● DATA IN THIS EXERCISE:
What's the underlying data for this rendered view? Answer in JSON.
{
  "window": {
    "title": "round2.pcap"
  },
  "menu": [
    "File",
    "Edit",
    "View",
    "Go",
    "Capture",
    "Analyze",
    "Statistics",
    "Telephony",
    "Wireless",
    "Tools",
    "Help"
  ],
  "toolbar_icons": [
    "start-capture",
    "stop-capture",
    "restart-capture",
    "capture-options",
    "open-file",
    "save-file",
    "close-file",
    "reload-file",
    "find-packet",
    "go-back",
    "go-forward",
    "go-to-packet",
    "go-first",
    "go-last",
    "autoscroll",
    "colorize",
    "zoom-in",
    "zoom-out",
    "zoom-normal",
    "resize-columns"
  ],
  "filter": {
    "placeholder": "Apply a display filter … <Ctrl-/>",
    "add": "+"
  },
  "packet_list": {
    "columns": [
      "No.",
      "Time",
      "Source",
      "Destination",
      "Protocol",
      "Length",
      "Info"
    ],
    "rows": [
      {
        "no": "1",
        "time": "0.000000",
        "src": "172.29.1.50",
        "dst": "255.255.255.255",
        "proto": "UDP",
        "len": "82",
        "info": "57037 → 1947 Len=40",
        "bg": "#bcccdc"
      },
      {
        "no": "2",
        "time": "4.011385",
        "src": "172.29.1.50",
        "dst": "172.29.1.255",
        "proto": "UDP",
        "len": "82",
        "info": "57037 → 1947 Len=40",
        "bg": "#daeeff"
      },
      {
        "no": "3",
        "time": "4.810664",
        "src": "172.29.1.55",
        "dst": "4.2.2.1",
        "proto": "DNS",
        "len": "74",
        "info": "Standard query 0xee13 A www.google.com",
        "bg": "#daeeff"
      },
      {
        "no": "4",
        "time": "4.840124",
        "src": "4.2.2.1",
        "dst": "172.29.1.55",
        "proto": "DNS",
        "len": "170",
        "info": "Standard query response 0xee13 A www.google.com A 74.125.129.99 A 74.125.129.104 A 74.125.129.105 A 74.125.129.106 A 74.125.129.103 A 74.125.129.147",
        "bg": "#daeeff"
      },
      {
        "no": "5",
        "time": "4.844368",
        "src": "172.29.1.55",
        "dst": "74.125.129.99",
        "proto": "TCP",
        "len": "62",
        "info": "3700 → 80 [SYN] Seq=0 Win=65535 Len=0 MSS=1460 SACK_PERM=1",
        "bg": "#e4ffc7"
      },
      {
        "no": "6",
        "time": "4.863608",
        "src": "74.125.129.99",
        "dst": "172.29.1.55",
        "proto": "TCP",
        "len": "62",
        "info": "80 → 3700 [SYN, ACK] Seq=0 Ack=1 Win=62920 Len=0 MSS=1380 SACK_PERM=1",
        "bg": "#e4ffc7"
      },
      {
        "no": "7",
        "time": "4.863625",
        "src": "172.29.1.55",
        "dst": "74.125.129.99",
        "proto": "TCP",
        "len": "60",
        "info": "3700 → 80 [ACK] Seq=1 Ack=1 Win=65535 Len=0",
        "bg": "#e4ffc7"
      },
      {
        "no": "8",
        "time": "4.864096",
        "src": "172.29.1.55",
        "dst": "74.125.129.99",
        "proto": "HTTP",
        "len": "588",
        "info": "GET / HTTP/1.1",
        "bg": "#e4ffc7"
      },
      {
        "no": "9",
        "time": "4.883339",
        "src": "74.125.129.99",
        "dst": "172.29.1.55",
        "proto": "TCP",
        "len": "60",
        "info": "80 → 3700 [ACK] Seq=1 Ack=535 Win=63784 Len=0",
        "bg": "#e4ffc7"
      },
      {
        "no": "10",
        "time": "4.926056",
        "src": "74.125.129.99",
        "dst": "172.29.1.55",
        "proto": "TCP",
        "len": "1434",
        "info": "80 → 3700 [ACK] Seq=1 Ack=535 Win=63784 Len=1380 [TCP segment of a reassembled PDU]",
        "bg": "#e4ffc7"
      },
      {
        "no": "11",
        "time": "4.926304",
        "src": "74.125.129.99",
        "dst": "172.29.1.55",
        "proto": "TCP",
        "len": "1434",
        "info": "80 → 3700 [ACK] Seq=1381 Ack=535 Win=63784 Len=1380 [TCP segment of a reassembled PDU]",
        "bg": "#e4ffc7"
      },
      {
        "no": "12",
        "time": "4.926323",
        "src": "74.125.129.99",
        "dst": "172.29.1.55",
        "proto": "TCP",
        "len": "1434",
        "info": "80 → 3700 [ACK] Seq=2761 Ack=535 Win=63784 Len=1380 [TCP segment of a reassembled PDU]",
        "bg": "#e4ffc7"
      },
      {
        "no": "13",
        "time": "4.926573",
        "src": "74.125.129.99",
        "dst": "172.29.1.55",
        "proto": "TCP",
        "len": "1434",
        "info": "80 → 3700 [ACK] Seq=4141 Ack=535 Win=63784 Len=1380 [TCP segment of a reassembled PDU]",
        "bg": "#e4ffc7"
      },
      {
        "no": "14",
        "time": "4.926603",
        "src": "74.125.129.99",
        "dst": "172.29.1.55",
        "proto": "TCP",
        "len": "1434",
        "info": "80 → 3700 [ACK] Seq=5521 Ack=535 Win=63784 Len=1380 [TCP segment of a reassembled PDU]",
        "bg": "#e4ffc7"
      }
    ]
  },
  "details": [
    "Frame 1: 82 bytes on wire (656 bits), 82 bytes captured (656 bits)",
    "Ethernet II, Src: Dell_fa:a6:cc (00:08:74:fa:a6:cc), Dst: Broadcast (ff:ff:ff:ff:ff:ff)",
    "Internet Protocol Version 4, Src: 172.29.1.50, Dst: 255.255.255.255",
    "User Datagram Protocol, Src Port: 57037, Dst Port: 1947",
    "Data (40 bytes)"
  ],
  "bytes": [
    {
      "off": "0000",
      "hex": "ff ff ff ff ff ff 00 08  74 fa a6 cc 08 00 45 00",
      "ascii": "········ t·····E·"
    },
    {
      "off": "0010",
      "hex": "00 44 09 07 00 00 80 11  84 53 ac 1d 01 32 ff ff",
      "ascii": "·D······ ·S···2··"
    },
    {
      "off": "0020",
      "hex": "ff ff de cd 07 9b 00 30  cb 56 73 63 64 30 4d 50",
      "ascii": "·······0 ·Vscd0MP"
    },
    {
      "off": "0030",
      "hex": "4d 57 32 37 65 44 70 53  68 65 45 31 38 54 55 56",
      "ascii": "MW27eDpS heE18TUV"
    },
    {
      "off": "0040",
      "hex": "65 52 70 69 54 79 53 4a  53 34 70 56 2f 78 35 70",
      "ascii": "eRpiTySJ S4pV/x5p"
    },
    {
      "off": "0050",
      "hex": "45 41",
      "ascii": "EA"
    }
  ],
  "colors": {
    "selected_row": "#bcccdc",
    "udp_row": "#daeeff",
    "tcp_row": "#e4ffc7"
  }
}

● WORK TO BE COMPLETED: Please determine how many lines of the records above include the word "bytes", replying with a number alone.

● YOUR SOLUTION: 3